Ibram X Kendi is an American historian who was awarded the MacArthur so-called ‘genius grant’ last month for his work on racism in the US. The MacArthur Fellowship is a five-year grant to individuals who have shown extraordinary originality and dedication in their creative pursuits, with no strings attached. To honour Kendi’s said genius, I read his 2019 book How to be an Antiracist.
Born in Queens, New York City, Kendi was, as he outlines in his book, a child unsure of his own intellect. After attending multiple different junior schools, largely due to racist staff, Kendi completed a degree in African American Studies and Magazine Production from Florida A&M University. He then went on to gain an M.A and Ph.D in African American Studies from Temple University.

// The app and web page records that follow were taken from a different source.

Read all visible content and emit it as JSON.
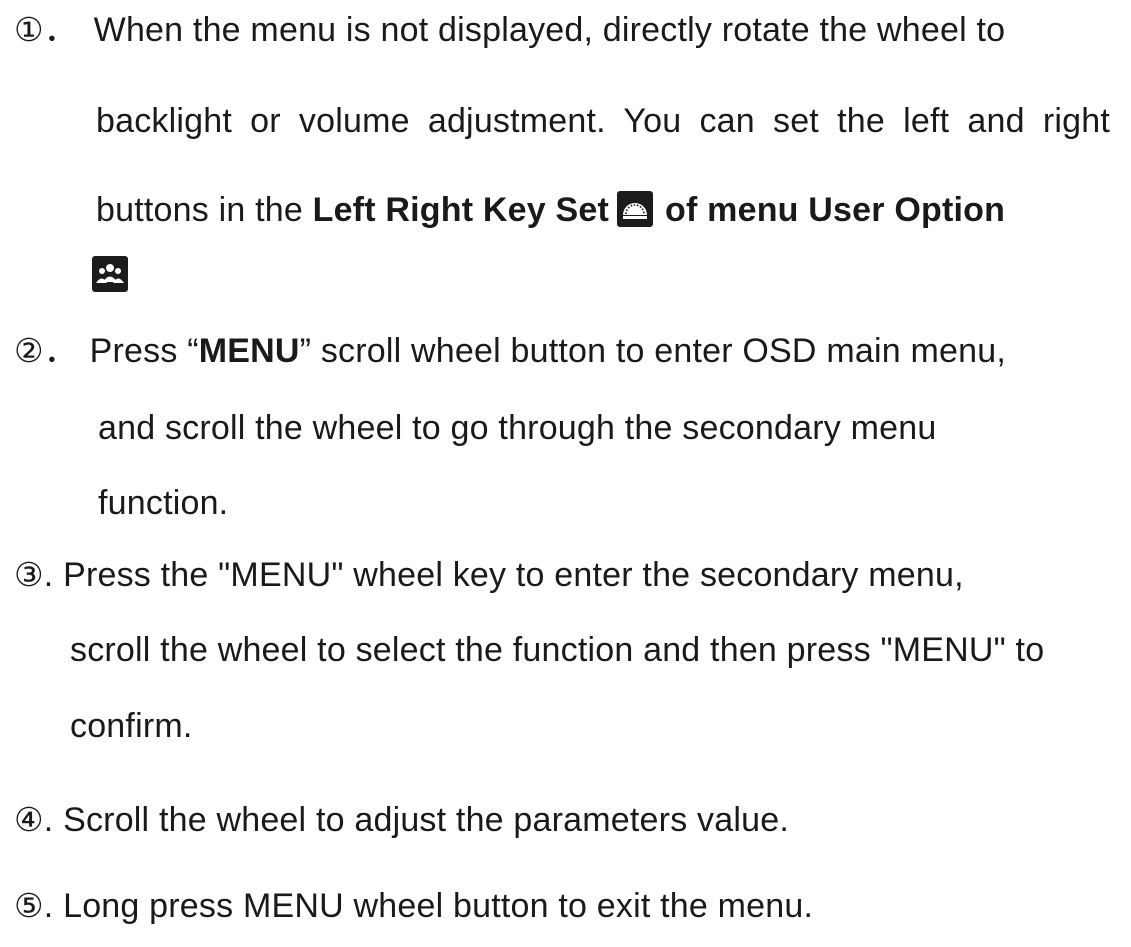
{
  "steps": [
    {
      "marker": "①",
      "lines": [
        "When the menu is not displayed, directly rotate the wheel to",
        "backlight or volume adjustment. You can set the left and right"
      ],
      "line3_prefix": "buttons in the ",
      "bold_setting": "Left Right Key Set",
      "bold_menu": "of menu User Option"
    },
    {
      "marker": "②",
      "prefix": "Press “",
      "bold_key": "MENU",
      "suffix": "” scroll wheel button to enter OSD main menu,",
      "lines": [
        "and scroll the wheel to go through the secondary menu",
        "function."
      ]
    },
    {
      "marker": "③",
      "lines": [
        ". Press the \"MENU\" wheel key to enter the secondary menu,",
        "scroll the wheel to select the function and then press \"MENU\" to",
        "confirm."
      ]
    },
    {
      "marker": "④",
      "text": ". Scroll the wheel to adjust the parameters value."
    },
    {
      "marker": "⑤",
      "text": ". Long press MENU wheel button to exit the menu."
    }
  ],
  "sep_wide": "．",
  "icons": {
    "left_right_key_set": "speedometer-dial-icon",
    "user_option": "users-group-icon"
  }
}
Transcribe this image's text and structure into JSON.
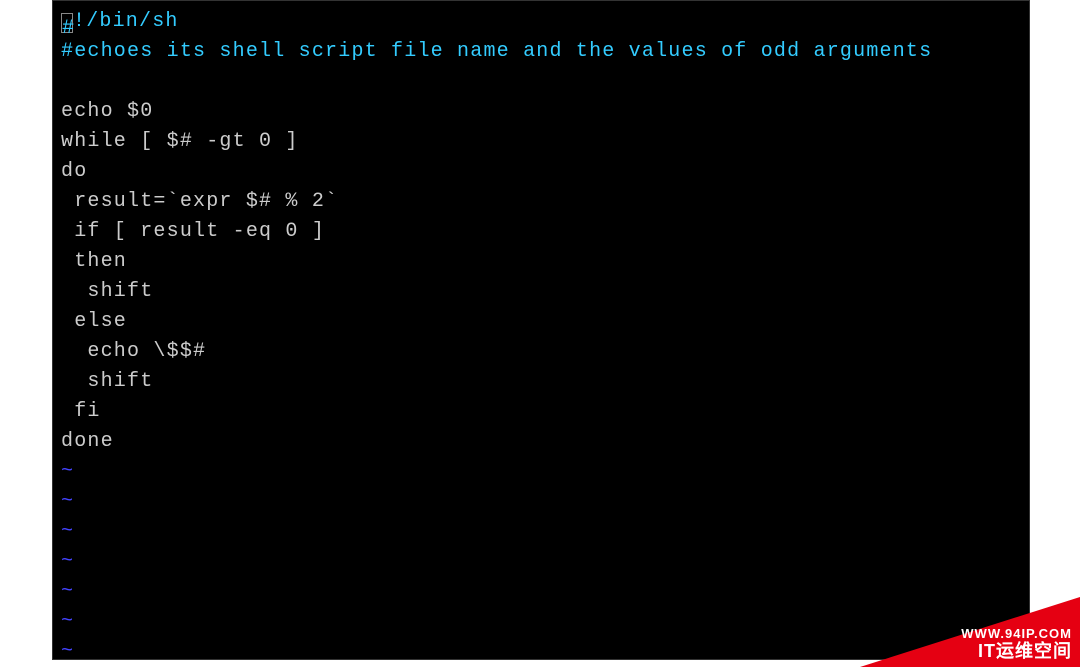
{
  "terminal": {
    "lines": [
      {
        "text": "#!/bin/sh",
        "class": "shebang",
        "hasCursor": true
      },
      {
        "text": "#echoes its shell script file name and the values of odd arguments",
        "class": "comment"
      },
      {
        "text": " ",
        "class": ""
      },
      {
        "text": "echo $0",
        "class": ""
      },
      {
        "text": "while [ $# -gt 0 ]",
        "class": ""
      },
      {
        "text": "do",
        "class": ""
      },
      {
        "text": " result=`expr $# % 2`",
        "class": ""
      },
      {
        "text": " if [ result -eq 0 ]",
        "class": ""
      },
      {
        "text": " then",
        "class": ""
      },
      {
        "text": "  shift",
        "class": ""
      },
      {
        "text": " else",
        "class": ""
      },
      {
        "text": "  echo \\$$#",
        "class": ""
      },
      {
        "text": "  shift",
        "class": ""
      },
      {
        "text": " fi",
        "class": ""
      },
      {
        "text": "done",
        "class": ""
      },
      {
        "text": "~",
        "class": "tilde"
      },
      {
        "text": "~",
        "class": "tilde"
      },
      {
        "text": "~",
        "class": "tilde"
      },
      {
        "text": "~",
        "class": "tilde"
      },
      {
        "text": "~",
        "class": "tilde"
      },
      {
        "text": "~",
        "class": "tilde"
      },
      {
        "text": "~",
        "class": "tilde"
      }
    ]
  },
  "watermark": {
    "url": "WWW.94IP.COM",
    "title": "IT运维空间"
  }
}
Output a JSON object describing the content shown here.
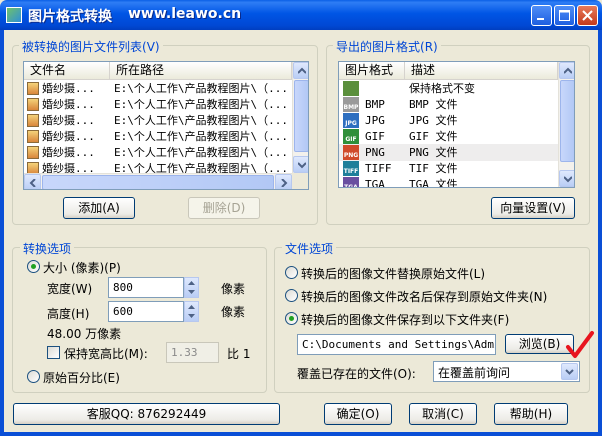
{
  "window": {
    "title": "图片格式转换",
    "url": "www.leawo.cn"
  },
  "source_group": {
    "label": "被转换的图片文件列表",
    "mnemonic": "(V)",
    "columns": [
      "文件名",
      "所在路径"
    ],
    "rows": [
      {
        "name": "婚纱摄...",
        "path": "E:\\个人工作\\产品教程图片\\（..."
      },
      {
        "name": "婚纱摄...",
        "path": "E:\\个人工作\\产品教程图片\\（..."
      },
      {
        "name": "婚纱摄...",
        "path": "E:\\个人工作\\产品教程图片\\（..."
      },
      {
        "name": "婚纱摄...",
        "path": "E:\\个人工作\\产品教程图片\\（..."
      },
      {
        "name": "婚纱摄...",
        "path": "E:\\个人工作\\产品教程图片\\（..."
      },
      {
        "name": "婚纱摄...",
        "path": "E:\\个人工作\\产品教程图片\\（..."
      },
      {
        "name": "婚纱摄...",
        "path": "E:\\个人工作\\产品教程图片\\（..."
      }
    ],
    "add_button": "添加(A)",
    "delete_button": "删除(D)"
  },
  "format_group": {
    "label": "导出的图片格式",
    "mnemonic": "(R)",
    "columns": [
      "图片格式",
      "描述"
    ],
    "rows": [
      {
        "icon": "keep-format-icon",
        "format": "",
        "desc": "保持格式不变",
        "color": "#5a8f3c",
        "badge": ""
      },
      {
        "icon": "bmp-icon",
        "format": "BMP",
        "desc": "BMP 文件",
        "color": "#9a9a9a",
        "badge": "BMP"
      },
      {
        "icon": "jpg-icon",
        "format": "JPG",
        "desc": "JPG 文件",
        "color": "#2e6fc0",
        "badge": "JPG"
      },
      {
        "icon": "gif-icon",
        "format": "GIF",
        "desc": "GIF 文件",
        "color": "#2f8f3a",
        "badge": "GIF"
      },
      {
        "icon": "png-icon",
        "format": "PNG",
        "desc": "PNG 文件",
        "color": "#d04a2a",
        "badge": "PNG"
      },
      {
        "icon": "tiff-icon",
        "format": "TIFF",
        "desc": "TIF 文件",
        "color": "#1f7f9a",
        "badge": "TIFF"
      },
      {
        "icon": "tga-icon",
        "format": "TGA",
        "desc": "TGA 文件",
        "color": "#6a4fa0",
        "badge": "TGA"
      }
    ],
    "selected_index": 4,
    "vector_button": "向量设置(V)"
  },
  "convert_group": {
    "label": "转换选项",
    "size_radio": "大小 (像素)(P)",
    "width_label": "宽度(W)",
    "width_value": "800",
    "height_label": "高度(H)",
    "height_value": "600",
    "unit_pixels": "像素",
    "megapixels": "48.00 万像素",
    "keep_ratio_label": "保持宽高比(M):",
    "ratio_value": "1.33",
    "ratio_suffix": "比 1",
    "percent_radio": "原始百分比(E)"
  },
  "file_group": {
    "label": "文件选项",
    "option1": "转换后的图像文件替换原始文件(L)",
    "option2": "转换后的图像文件改名后保存到原始文件夹(N)",
    "option3": "转换后的图像文件保存到以下文件夹(F)",
    "folder_path": "C:\\Documents and Settings\\Admini",
    "browse_button": "浏览(B)",
    "overwrite_label": "覆盖已存在的文件(O):",
    "overwrite_value": "在覆盖前询问"
  },
  "bottom": {
    "support_button": "客服QQ: 876292449",
    "ok_button": "确定(O)",
    "cancel_button": "取消(C)",
    "help_button": "帮助(H)"
  },
  "colors": {
    "accent": "#0046d5",
    "annotation": "#e8141e"
  }
}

Kendi is now a Professor at Boston University, as well as director of the university’s Centre for Antiracist Research. The $625,000 grant will go towards furthering his groundbreaking research.
How to be an Antiracist is a beautifully crafted blend of history, biography and radical activism. Kendi writes in an inviting and concise way, weaving the personal and political together. He demonstrates the lived reality of racism as well as its long history, whilst demanding from the reader an answer to a clear question: will you be a racist, or an antiracist?
The book, perhaps surprisingly, opens with a discussion of Kendi’s own racism. Describing a speech he gave as a young high school graduate, he highlights how he internalised racist ideas, endorsing the idea that Black people needed to ‘better themselves’. This “assimilationist” creed becomes an important talking point in the book, as Kendi describes the “duelling consciousness” people of all races experience. For racialised groups, this “consciousness” is formed from a battle between “antiracist” and the aforementioned “assimilationist” urges.
By assimilation, Kendi means the idea that a racial group must improve themselves in order to fit in with society, which in other words means White society. He describes how this was a particularly infectious idea among his parent’s generation, who became wrongly convinced that it was Black people themselves who were holding each other back from better lives. Kendi argues that being an antiracist is the only way to free oneself from this “duelling consciousness”.
Kendi’s definitions of antiracism and racism are radical. He argues that these are not fixed terms that denote someone’s identity, but rather fluid descriptors that anyone can adopt at any time. He is also clear that there is no in-between, there is no neutral middle ground.
To be racist is to endorse racist policy and attitudes either through action or inaction. To be antiracist is to actively work against this. By locating these labels in action, and leaving them open to anyone, Kendi leaves no room for laziness. He is telling you clearly How to be an Antiracist.
Kendi particularly emphasises how racism is essentially linked to power. He argues for a focus on what he terms “racist power”, which is comprised of “racist policy and racist policymakers”. For Kendi, there is no “neutral policy”: every policy has a racial outcome. The idea of “race neutrality” thus becomes a dangerous concept: like ‘colour-blindness’, it exempts people from antiracist action, and therefore endorses racism.
How to be an Antiracist, although framed as a guide into race politics, demonstrates clearly how we are all, constantly, partaking in it. Kendi provides the reader with a variety of tools, from historical knowledge to concise definitions of political terminology. The real power, however, lies with the reader and our active choice to become antiracist.